The aim of the project Magical Movements is to research embodied design techniques to co-design Full-Body Interaction experiences with and for children.
The project Magical Movements was carried out between 2016 and 2018 in collaboration with the local theatre school, Plàudite Teatre – Arts Escèniques de Proximitat. The main goal of the project was to use the context of the design process of a Full-Body interactive experience to research the potential of embodied design techniques based on physical theatre practice with children.
The project forms part of the research project Evaluation-Driven Design funded by Spanish Ministry of Economy and Competitiveness (Grant: TIN2014-60599-P).
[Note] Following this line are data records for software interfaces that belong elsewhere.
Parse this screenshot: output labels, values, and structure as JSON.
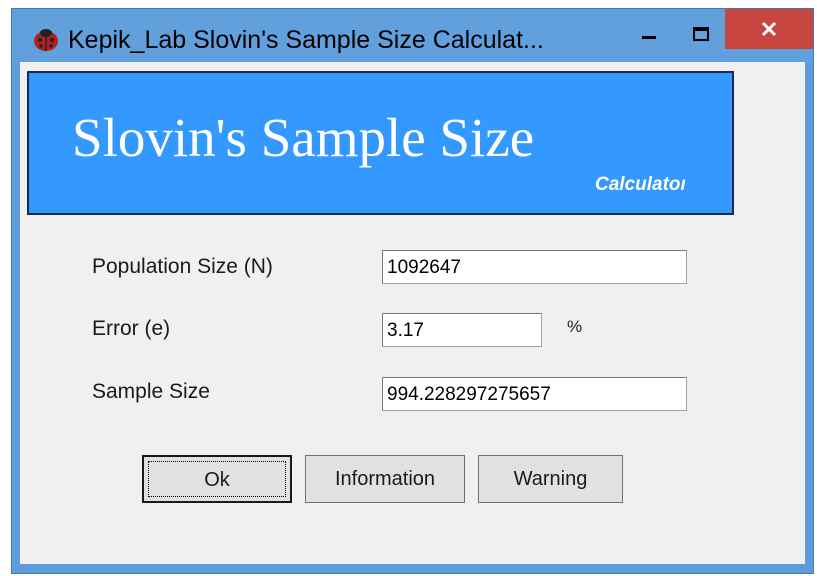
{
  "window": {
    "title": "Kepik_Lab Slovin's Sample Size Calculat..."
  },
  "banner": {
    "title": "Slovin's Sample Size",
    "subtitle": "Calculatoı"
  },
  "form": {
    "population_label": "Population Size (N)",
    "population_value": "1092647",
    "error_label": "Error (e)",
    "error_value": "3.17",
    "error_unit": "%",
    "sample_label": "Sample Size",
    "sample_value": "994.228297275657"
  },
  "buttons": {
    "ok": "Ok",
    "information": "Information",
    "warning": "Warning"
  },
  "colors": {
    "titlebar": "#62a0dd",
    "banner": "#3399ff",
    "close_button": "#c7463f",
    "client_background": "#f0f0f0"
  },
  "icons": {
    "app": "ladybug-icon",
    "minimize": "minimize-icon",
    "maximize": "maximize-icon",
    "close": "close-icon"
  }
}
The following report, broadcasted by the local TV channel Televisió L'Hospitalet on 28th November 2017, illustrates how twelve students and two teachers from Plàudite Teatre were involved in the design process. It also shows a preliminary prototype of the Full-Body interactive experience (the video is in Catalan, for the English version, please activate the subtitles in the youtube settings).
Research based on the embodied cognition framework proposes the use of physicality and spatiality to promote learning. Nevertheless, methods to include children in the design of Full-Body Interaction experiences often neglect to properly integrate the notion of body and space. We hypothesized that the use of bodystorming and techniques related to physical brainstorming could offer children a playful way to explore bodily and spatial aspects of Full-Body Interaction experiences. Our decision to focus on physical theatre practice was motivated by previous research on children’s pretended play as a means of improvisational, collaborative and conversational actions.
The potential of these techniques was explored through a Research-through Design approach, i.e. we used the context of the design process of an interactive experience focusing on the Shakespeare's theatre play A Midsummer Night's Dream to explore the techniques. The play describes the unstable balance between the worlds of magic and reality. Twelve children between 10 and 12 years and two theatre teachers of the school participated in the co-design process.
- benefit from the expertise of theatre teachers in instructing bodily-based theatre exercises
- obtain inspiration to develop embodied design techniques
- define visual ideas and natural movements, gestures and physical actions within a virtual environment
- contextualize the core concepts of the theatre play
- facilitate users to better understand children's interpretations around the values and worldviews arising in the narrative
The outcomes of the project were the definition of five embodied co-design techniques for children: Signifying Space Technique, Situated Performance Technique, Small-Scale Prototyping, Body Shadows Technique and Group Environment Technique. A full description of the embodied design techniques used can be found here.
We also developed a mid-tech prototype that was tested by the same children and presented in May 2018 during the final presentations of the summer course in the theatre school.
Finally, the results of this project contributed also to the development of the FUBImethod aimed at helping interaction designers in Full-Body Interaction to guide intergenerational teams (children, designers, topic experts, etc.) and their design sessions with a number of techniques to foster body awareness and making the body be the focus and protagonist during the design (specifically stages (3) Awakening Embodied Awareness, (4) Translating Embodied Experience).
Schaper, M. M. (2019). Co-design strategies with children in Full-Body Interaction for situated non-formal learning experiences. (Doctoral dissertation, Universitat Pompeu Fabra). http://hdl.handle.net/10803/665482
Marie-Monique Schaper, Ole Sejer Iversen, Laura Malinverni, Narcis Pares. (2019). FUBImethod: Strategies to engage Children in the co-design of Full-Body interactive experiences. International Journal of Human-Computer Studies., 132: 52-69. DOI= http://doi.org/10.1016/j.ijhcs.2019.07.008
Marie-Monique Schaper and Narcis Pares. (2016). Making sense of Body and Space through Full-Body Interaction Design: A case study. In Proceedings of the 15th International Conference on Interaction Design and Children (IDC ’16). ACM, New York, NY, USA. DOI=http://dx.doi.org/10.1145/2930674.2935992
Principal researchersNarcís Pares
Plàudite Teatre - Arts Escèniques sw Proximitat
The project is funded by the Spanish Ministry of Economy and Competitiveness.
The Grant number is: TIN2014-60599-P